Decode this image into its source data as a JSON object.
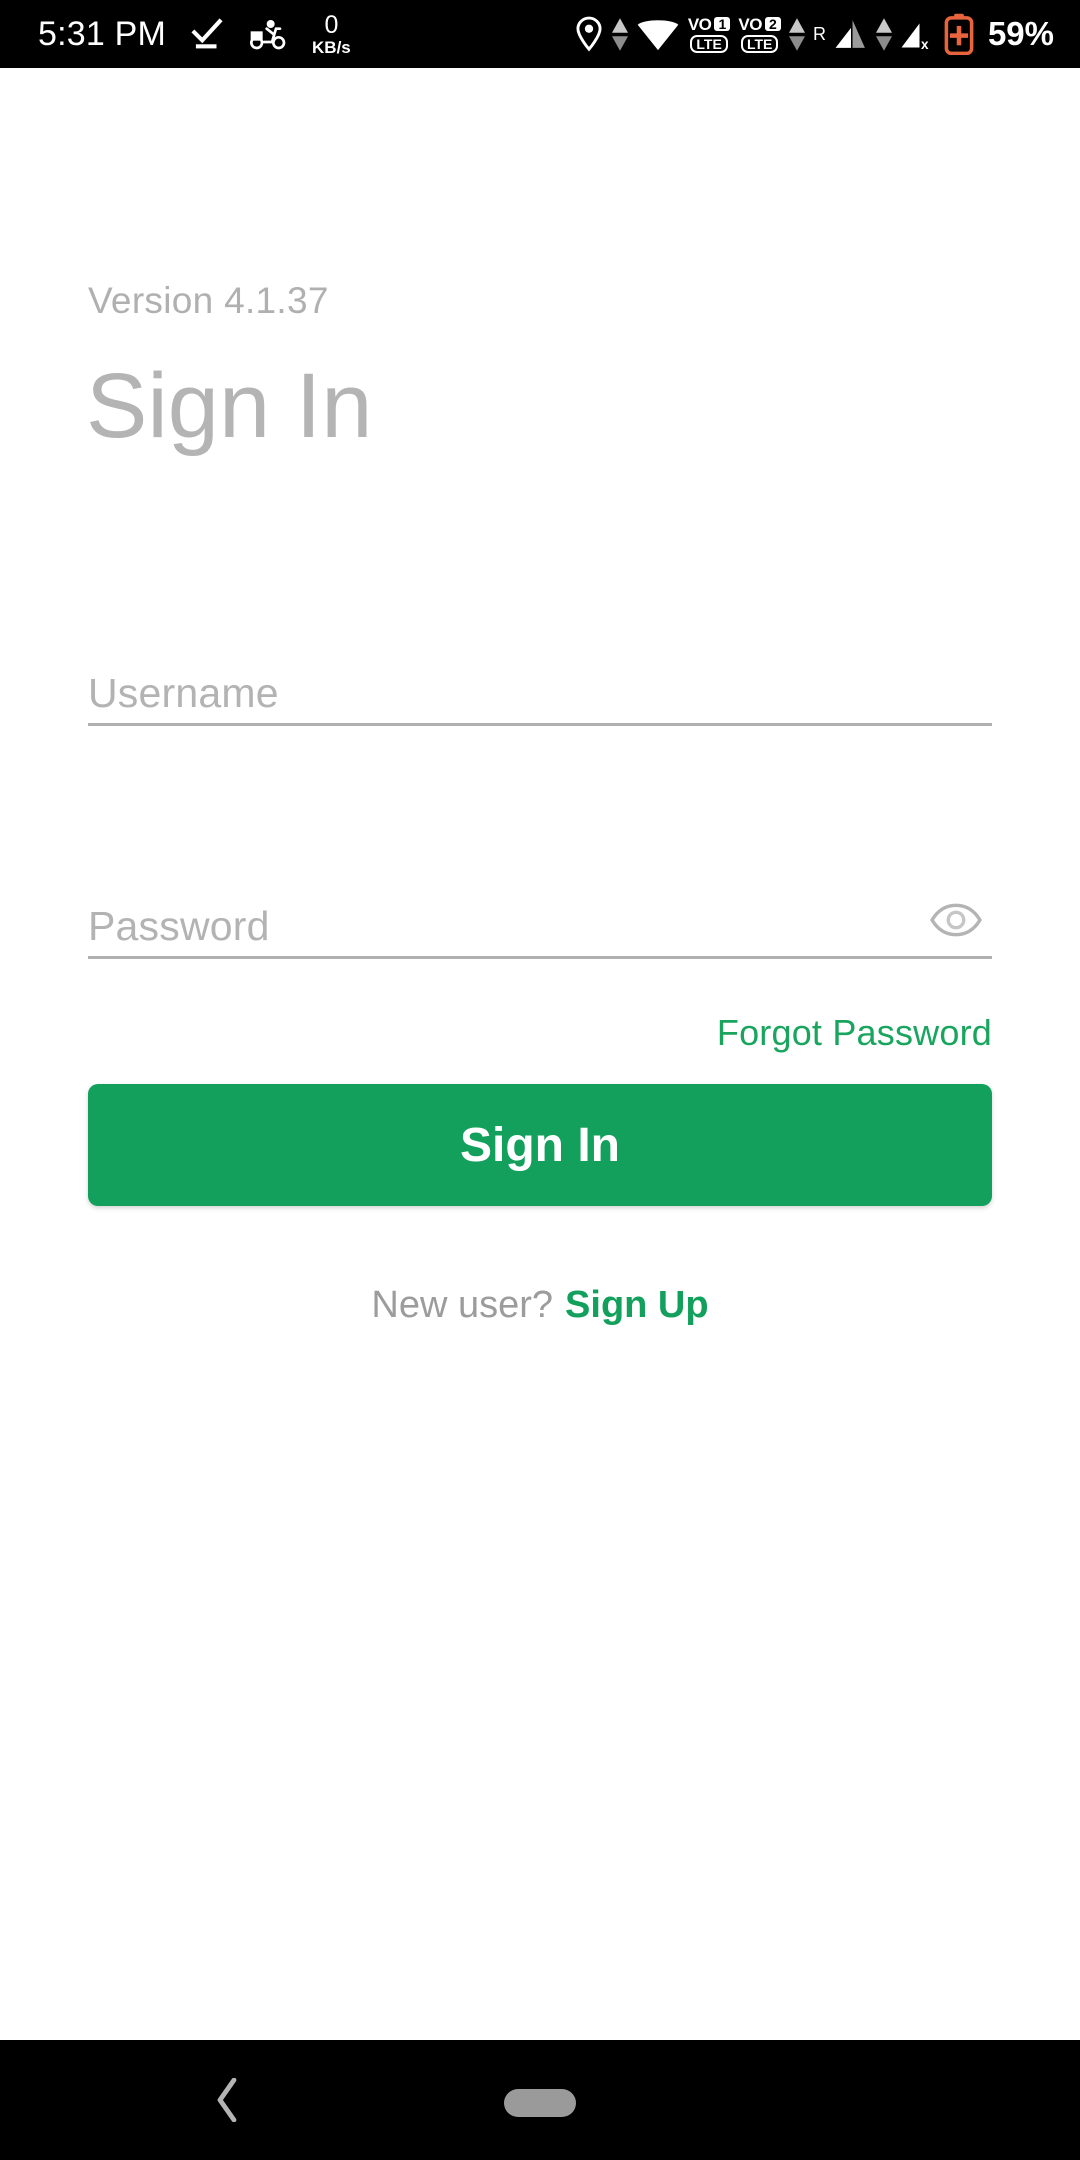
{
  "status_bar": {
    "clock": "5:31 PM",
    "network_speed": {
      "value": "0",
      "unit": "KB/s"
    },
    "icons": [
      "checkmark-underline-icon",
      "scooter-icon",
      "location-pin-icon",
      "wifi-icon",
      "volte-sim1-icon",
      "volte-sim2-icon",
      "signal-sim1-icon",
      "signal-sim2-icon",
      "battery-icon"
    ],
    "sim1": {
      "vo": "VO",
      "slot": "1",
      "tech": "LTE"
    },
    "sim2": {
      "vo": "VO",
      "slot": "2",
      "tech": "LTE"
    },
    "roaming_label": "R",
    "battery_percent": "59%",
    "background_color": "#000000",
    "foreground_color": "#ffffff",
    "battery_color": "#e8643c"
  },
  "screen": {
    "version_label": "Version 4.1.37",
    "title": "Sign In",
    "background_color": "#ffffff"
  },
  "form": {
    "username": {
      "label": "Username",
      "placeholder": "Username",
      "value": ""
    },
    "password": {
      "label": "Password",
      "placeholder": "Password",
      "value": "",
      "toggle_icon": "eye-icon"
    },
    "forgot_password_label": "Forgot Password",
    "submit_label": "Sign In"
  },
  "footer": {
    "signup_prompt": "New user?",
    "signup_link": "Sign Up"
  },
  "nav_bar": {
    "back_icon": "chevron-left-icon",
    "home_icon": "home-pill-icon",
    "background_color": "#000000"
  },
  "colors": {
    "accent_green": "#13a05c",
    "link_green": "#1aa55f",
    "muted_gray": "#b0b0b0",
    "text_gray": "#9c9c9c"
  }
}
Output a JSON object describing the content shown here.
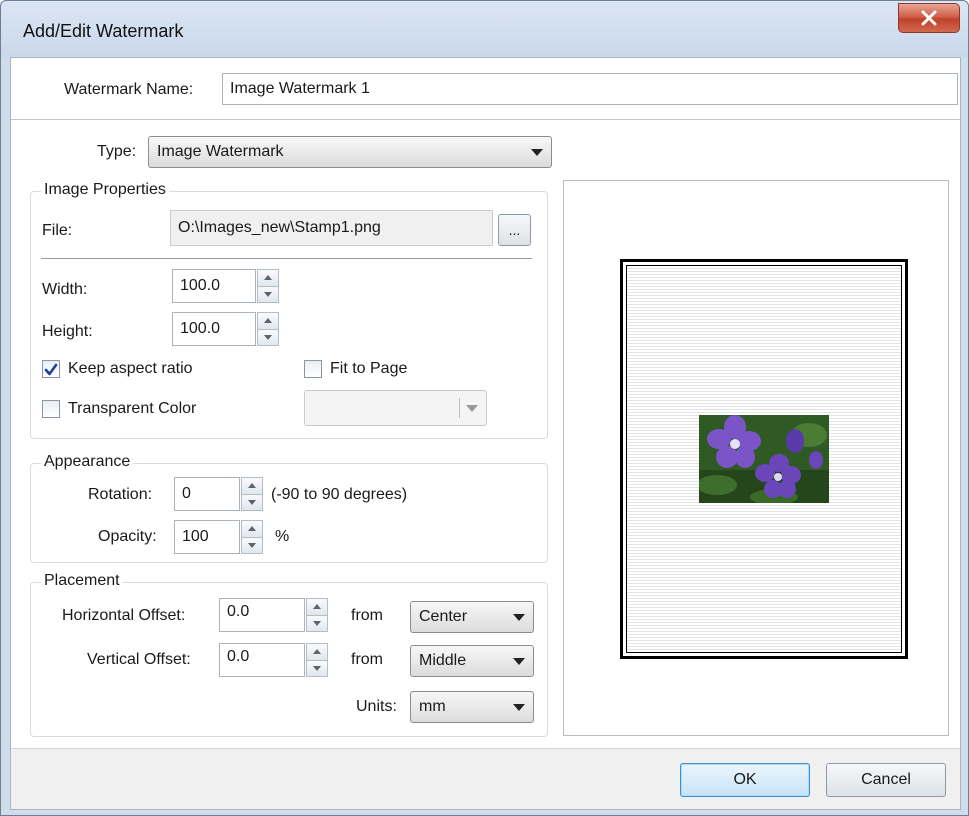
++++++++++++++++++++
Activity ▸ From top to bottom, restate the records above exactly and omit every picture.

Solution to this task ▸
Decode this image into its source data as a JSON object.
{
  "status_bar": {
    "clock": "5:31 PM",
    "network_speed": {
      "value": "0",
      "unit": "KB/s"
    },
    "icons": [
      "checkmark-underline-icon",
      "scooter-icon",
      "location-pin-icon",
      "wifi-icon",
      "volte-sim1-icon",
      "volte-sim2-icon",
      "signal-sim1-icon",
      "signal-sim2-icon",
      "battery-icon"
    ],
    "sim1": {
      "vo": "VO",
      "slot": "1",
      "tech": "LTE"
    },
    "sim2": {
      "vo": "VO",
      "slot": "2",
      "tech": "LTE"
    },
    "roaming_label": "R",
    "battery_percent": "59%",
    "background_color": "#000000",
    "foreground_color": "#ffffff",
    "battery_color": "#e8643c"
  },
  "screen": {
    "version_label": "Version 4.1.37",
    "title": "Sign In",
    "background_color": "#ffffff"
  },
  "form": {
    "username": {
      "label": "Username",
      "placeholder": "Username",
      "value": ""
    },
    "password": {
      "label": "Password",
      "placeholder": "Password",
      "value": "",
      "toggle_icon": "eye-icon"
    },
    "forgot_password_label": "Forgot Password",
    "submit_label": "Sign In"
  },
  "footer": {
    "signup_prompt": "New user?",
    "signup_link": "Sign Up"
  },
  "nav_bar": {
    "back_icon": "chevron-left-icon",
    "home_icon": "home-pill-icon",
    "background_color": "#000000"
  },
  "colors": {
    "accent_green": "#13a05c",
    "link_green": "#1aa55f",
    "muted_gray": "#b0b0b0",
    "text_gray": "#9c9c9c"
  }
}
Output a JSON object describing the content shown here.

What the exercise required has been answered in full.